-- Opening Marker --
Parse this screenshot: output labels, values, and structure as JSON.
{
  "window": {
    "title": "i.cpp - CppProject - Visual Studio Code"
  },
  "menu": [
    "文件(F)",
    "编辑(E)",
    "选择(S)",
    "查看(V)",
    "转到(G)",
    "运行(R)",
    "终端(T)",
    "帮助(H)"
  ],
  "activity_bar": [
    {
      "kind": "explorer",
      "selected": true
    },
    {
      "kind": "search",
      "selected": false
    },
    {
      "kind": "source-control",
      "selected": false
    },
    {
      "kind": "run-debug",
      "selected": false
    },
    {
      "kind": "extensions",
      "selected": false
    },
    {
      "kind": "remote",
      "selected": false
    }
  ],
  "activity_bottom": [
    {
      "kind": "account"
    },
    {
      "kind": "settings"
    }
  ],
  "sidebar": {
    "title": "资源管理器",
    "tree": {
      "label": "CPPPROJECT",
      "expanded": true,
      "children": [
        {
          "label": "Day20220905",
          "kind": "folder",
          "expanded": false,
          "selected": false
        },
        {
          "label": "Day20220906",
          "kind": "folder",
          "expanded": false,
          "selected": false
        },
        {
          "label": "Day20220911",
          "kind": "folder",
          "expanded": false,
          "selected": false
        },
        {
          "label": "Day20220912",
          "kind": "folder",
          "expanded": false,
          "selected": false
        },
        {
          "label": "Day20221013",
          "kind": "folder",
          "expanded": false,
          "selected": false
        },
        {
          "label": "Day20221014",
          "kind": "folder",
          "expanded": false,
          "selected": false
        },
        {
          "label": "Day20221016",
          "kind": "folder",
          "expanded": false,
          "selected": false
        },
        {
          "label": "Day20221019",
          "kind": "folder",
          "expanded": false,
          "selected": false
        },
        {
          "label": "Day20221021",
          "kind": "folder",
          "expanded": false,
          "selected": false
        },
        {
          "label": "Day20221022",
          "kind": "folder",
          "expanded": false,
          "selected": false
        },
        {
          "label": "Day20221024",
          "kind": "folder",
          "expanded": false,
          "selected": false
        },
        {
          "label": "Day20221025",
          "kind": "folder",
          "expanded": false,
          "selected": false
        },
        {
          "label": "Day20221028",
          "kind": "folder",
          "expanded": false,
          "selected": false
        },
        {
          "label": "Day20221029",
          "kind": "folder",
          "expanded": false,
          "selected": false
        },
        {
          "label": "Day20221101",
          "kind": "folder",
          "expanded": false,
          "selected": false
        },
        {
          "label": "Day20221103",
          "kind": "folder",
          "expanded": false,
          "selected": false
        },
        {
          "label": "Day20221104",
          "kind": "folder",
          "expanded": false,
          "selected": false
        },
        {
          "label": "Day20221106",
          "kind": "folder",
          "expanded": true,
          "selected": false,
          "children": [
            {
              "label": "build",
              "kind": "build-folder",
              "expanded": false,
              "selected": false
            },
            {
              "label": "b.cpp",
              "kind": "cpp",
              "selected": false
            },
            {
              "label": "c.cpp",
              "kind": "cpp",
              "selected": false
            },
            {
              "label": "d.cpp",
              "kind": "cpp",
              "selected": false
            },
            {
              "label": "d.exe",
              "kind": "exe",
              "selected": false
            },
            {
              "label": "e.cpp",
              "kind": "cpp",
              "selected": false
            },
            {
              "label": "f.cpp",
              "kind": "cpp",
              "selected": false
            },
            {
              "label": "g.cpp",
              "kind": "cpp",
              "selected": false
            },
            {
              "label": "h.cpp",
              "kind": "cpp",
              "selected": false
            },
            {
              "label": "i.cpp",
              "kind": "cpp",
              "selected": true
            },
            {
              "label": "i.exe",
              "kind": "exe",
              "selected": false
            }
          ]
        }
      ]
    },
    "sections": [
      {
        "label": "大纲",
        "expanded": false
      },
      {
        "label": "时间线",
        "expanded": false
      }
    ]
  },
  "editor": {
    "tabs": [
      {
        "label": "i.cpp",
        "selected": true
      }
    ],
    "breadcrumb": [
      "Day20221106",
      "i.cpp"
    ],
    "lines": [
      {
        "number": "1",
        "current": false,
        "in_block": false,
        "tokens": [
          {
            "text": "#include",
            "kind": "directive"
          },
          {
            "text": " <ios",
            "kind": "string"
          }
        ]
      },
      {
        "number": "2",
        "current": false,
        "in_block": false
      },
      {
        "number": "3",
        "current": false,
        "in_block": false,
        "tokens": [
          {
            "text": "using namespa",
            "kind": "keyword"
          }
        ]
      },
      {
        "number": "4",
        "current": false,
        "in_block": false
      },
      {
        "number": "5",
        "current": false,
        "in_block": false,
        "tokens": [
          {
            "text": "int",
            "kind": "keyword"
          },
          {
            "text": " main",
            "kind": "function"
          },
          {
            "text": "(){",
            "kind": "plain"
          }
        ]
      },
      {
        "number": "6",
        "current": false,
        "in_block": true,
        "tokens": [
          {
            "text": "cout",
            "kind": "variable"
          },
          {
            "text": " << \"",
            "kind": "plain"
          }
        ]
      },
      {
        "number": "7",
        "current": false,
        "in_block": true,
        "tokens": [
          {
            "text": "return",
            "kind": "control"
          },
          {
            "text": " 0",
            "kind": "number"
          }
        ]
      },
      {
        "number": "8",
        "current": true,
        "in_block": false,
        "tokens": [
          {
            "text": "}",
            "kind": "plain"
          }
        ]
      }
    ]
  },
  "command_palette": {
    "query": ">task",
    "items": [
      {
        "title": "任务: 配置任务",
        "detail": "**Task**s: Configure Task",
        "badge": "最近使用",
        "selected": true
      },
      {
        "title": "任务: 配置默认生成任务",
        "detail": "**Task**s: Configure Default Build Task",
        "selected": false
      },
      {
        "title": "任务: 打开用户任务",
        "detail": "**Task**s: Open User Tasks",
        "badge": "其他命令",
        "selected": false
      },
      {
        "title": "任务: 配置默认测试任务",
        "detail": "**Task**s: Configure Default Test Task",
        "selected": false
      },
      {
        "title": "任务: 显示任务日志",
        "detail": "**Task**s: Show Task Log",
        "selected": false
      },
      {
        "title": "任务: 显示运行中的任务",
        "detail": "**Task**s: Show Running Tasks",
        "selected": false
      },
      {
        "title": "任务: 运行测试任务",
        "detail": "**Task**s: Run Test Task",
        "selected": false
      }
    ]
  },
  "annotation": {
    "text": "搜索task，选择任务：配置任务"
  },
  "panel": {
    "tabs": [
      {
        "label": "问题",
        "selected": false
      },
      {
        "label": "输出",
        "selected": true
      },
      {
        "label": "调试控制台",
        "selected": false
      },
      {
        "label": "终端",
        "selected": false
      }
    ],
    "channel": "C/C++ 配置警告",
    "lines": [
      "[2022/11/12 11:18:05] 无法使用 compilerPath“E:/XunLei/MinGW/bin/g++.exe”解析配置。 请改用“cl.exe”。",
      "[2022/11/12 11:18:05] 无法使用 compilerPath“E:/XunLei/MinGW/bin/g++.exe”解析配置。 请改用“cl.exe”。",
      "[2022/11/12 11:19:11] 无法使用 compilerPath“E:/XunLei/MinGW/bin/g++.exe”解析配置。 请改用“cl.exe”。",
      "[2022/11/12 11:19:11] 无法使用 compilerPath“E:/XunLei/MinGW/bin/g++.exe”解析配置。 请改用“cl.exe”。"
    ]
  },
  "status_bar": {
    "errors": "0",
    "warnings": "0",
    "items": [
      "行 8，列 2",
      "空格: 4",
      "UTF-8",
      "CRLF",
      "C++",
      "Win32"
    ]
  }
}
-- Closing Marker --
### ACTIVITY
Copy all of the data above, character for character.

### ANSWER SECTION
Parse this screenshot: output labels, values, and structure as JSON.
{
  "window": {
    "title": "i.cpp - CppProject - Visual Studio Code"
  },
  "menu": [
    "文件(F)",
    "编辑(E)",
    "选择(S)",
    "查看(V)",
    "转到(G)",
    "运行(R)",
    "终端(T)",
    "帮助(H)"
  ],
  "activity_bar": [
    {
      "kind": "explorer",
      "selected": true
    },
    {
      "kind": "search",
      "selected": false
    },
    {
      "kind": "source-control",
      "selected": false
    },
    {
      "kind": "run-debug",
      "selected": false
    },
    {
      "kind": "extensions",
      "selected": false
    },
    {
      "kind": "remote",
      "selected": false
    }
  ],
  "activity_bottom": [
    {
      "kind": "account"
    },
    {
      "kind": "settings"
    }
  ],
  "sidebar": {
    "title": "资源管理器",
    "tree": {
      "label": "CPPPROJECT",
      "expanded": true,
      "children": [
        {
          "label": "Day20220905",
          "kind": "folder",
          "expanded": false,
          "selected": false
        },
        {
          "label": "Day20220906",
          "kind": "folder",
          "expanded": false,
          "selected": false
        },
        {
          "label": "Day20220911",
          "kind": "folder",
          "expanded": false,
          "selected": false
        },
        {
          "label": "Day20220912",
          "kind": "folder",
          "expanded": false,
          "selected": false
        },
        {
          "label": "Day20221013",
          "kind": "folder",
          "expanded": false,
          "selected": false
        },
        {
          "label": "Day20221014",
          "kind": "folder",
          "expanded": false,
          "selected": false
        },
        {
          "label": "Day20221016",
          "kind": "folder",
          "expanded": false,
          "selected": false
        },
        {
          "label": "Day20221019",
          "kind": "folder",
          "expanded": false,
          "selected": false
        },
        {
          "label": "Day20221021",
          "kind": "folder",
          "expanded": false,
          "selected": false
        },
        {
          "label": "Day20221022",
          "kind": "folder",
          "expanded": false,
          "selected": false
        },
        {
          "label": "Day20221024",
          "kind": "folder",
          "expanded": false,
          "selected": false
        },
        {
          "label": "Day20221025",
          "kind": "folder",
          "expanded": false,
          "selected": false
        },
        {
          "label": "Day20221028",
          "kind": "folder",
          "expanded": false,
          "selected": false
        },
        {
          "label": "Day20221029",
          "kind": "folder",
          "expanded": false,
          "selected": false
        },
        {
          "label": "Day20221101",
          "kind": "folder",
          "expanded": false,
          "selected": false
        },
        {
          "label": "Day20221103",
          "kind": "folder",
          "expanded": false,
          "selected": false
        },
        {
          "label": "Day20221104",
          "kind": "folder",
          "expanded": false,
          "selected": false
        },
        {
          "label": "Day20221106",
          "kind": "folder",
          "expanded": true,
          "selected": false,
          "children": [
            {
              "label": "build",
              "kind": "build-folder",
              "expanded": false,
              "selected": false
            },
            {
              "label": "b.cpp",
              "kind": "cpp",
              "selected": false
            },
            {
              "label": "c.cpp",
              "kind": "cpp",
              "selected": false
            },
            {
              "label": "d.cpp",
              "kind": "cpp",
              "selected": false
            },
            {
              "label": "d.exe",
              "kind": "exe",
              "selected": false
            },
            {
              "label": "e.cpp",
              "kind": "cpp",
              "selected": false
            },
            {
              "label": "f.cpp",
              "kind": "cpp",
              "selected": false
            },
            {
              "label": "g.cpp",
              "kind": "cpp",
              "selected": false
            },
            {
              "label": "h.cpp",
              "kind": "cpp",
              "selected": false
            },
            {
              "label": "i.cpp",
              "kind": "cpp",
              "selected": true
            },
            {
              "label": "i.exe",
              "kind": "exe",
              "selected": false
            }
          ]
        }
      ]
    },
    "sections": [
      {
        "label": "大纲",
        "expanded": false
      },
      {
        "label": "时间线",
        "expanded": false
      }
    ]
  },
  "editor": {
    "tabs": [
      {
        "label": "i.cpp",
        "selected": true
      }
    ],
    "breadcrumb": [
      "Day20221106",
      "i.cpp"
    ],
    "lines": [
      {
        "number": "1",
        "current": false,
        "in_block": false,
        "tokens": [
          {
            "text": "#include",
            "kind": "directive"
          },
          {
            "text": " <ios",
            "kind": "string"
          }
        ]
      },
      {
        "number": "2",
        "current": false,
        "in_block": false
      },
      {
        "number": "3",
        "current": false,
        "in_block": false,
        "tokens": [
          {
            "text": "using namespa",
            "kind": "keyword"
          }
        ]
      },
      {
        "number": "4",
        "current": false,
        "in_block": false
      },
      {
        "number": "5",
        "current": false,
        "in_block": false,
        "tokens": [
          {
            "text": "int",
            "kind": "keyword"
          },
          {
            "text": " main",
            "kind": "function"
          },
          {
            "text": "(){",
            "kind": "plain"
          }
        ]
      },
      {
        "number": "6",
        "current": false,
        "in_block": true,
        "tokens": [
          {
            "text": "cout",
            "kind": "variable"
          },
          {
            "text": " << \"",
            "kind": "plain"
          }
        ]
      },
      {
        "number": "7",
        "current": false,
        "in_block": true,
        "tokens": [
          {
            "text": "return",
            "kind": "control"
          },
          {
            "text": " 0",
            "kind": "number"
          }
        ]
      },
      {
        "number": "8",
        "current": true,
        "in_block": false,
        "tokens": [
          {
            "text": "}",
            "kind": "plain"
          }
        ]
      }
    ]
  },
  "command_palette": {
    "query": ">task",
    "items": [
      {
        "title": "任务: 配置任务",
        "detail": "**Task**s: Configure Task",
        "badge": "最近使用",
        "selected": true
      },
      {
        "title": "任务: 配置默认生成任务",
        "detail": "**Task**s: Configure Default Build Task",
        "selected": false
      },
      {
        "title": "任务: 打开用户任务",
        "detail": "**Task**s: Open User Tasks",
        "badge": "其他命令",
        "selected": false
      },
      {
        "title": "任务: 配置默认测试任务",
        "detail": "**Task**s: Configure Default Test Task",
        "selected": false
      },
      {
        "title": "任务: 显示任务日志",
        "detail": "**Task**s: Show Task Log",
        "selected": false
      },
      {
        "title": "任务: 显示运行中的任务",
        "detail": "**Task**s: Show Running Tasks",
        "selected": false
      },
      {
        "title": "任务: 运行测试任务",
        "detail": "**Task**s: Run Test Task",
        "selected": false
      }
    ]
  },
  "annotation": {
    "text": "搜索task，选择任务：配置任务"
  },
  "panel": {
    "tabs": [
      {
        "label": "问题",
        "selected": false
      },
      {
        "label": "输出",
        "selected": true
      },
      {
        "label": "调试控制台",
        "selected": false
      },
      {
        "label": "终端",
        "selected": false
      }
    ],
    "channel": "C/C++ 配置警告",
    "lines": [
      "[2022/11/12 11:18:05] 无法使用 compilerPath“E:/XunLei/MinGW/bin/g++.exe”解析配置。 请改用“cl.exe”。",
      "[2022/11/12 11:18:05] 无法使用 compilerPath“E:/XunLei/MinGW/bin/g++.exe”解析配置。 请改用“cl.exe”。",
      "[2022/11/12 11:19:11] 无法使用 compilerPath“E:/XunLei/MinGW/bin/g++.exe”解析配置。 请改用“cl.exe”。",
      "[2022/11/12 11:19:11] 无法使用 compilerPath“E:/XunLei/MinGW/bin/g++.exe”解析配置。 请改用“cl.exe”。"
    ]
  },
  "status_bar": {
    "errors": "0",
    "warnings": "0",
    "items": [
      "行 8，列 2",
      "空格: 4",
      "UTF-8",
      "CRLF",
      "C++",
      "Win32"
    ]
  }
}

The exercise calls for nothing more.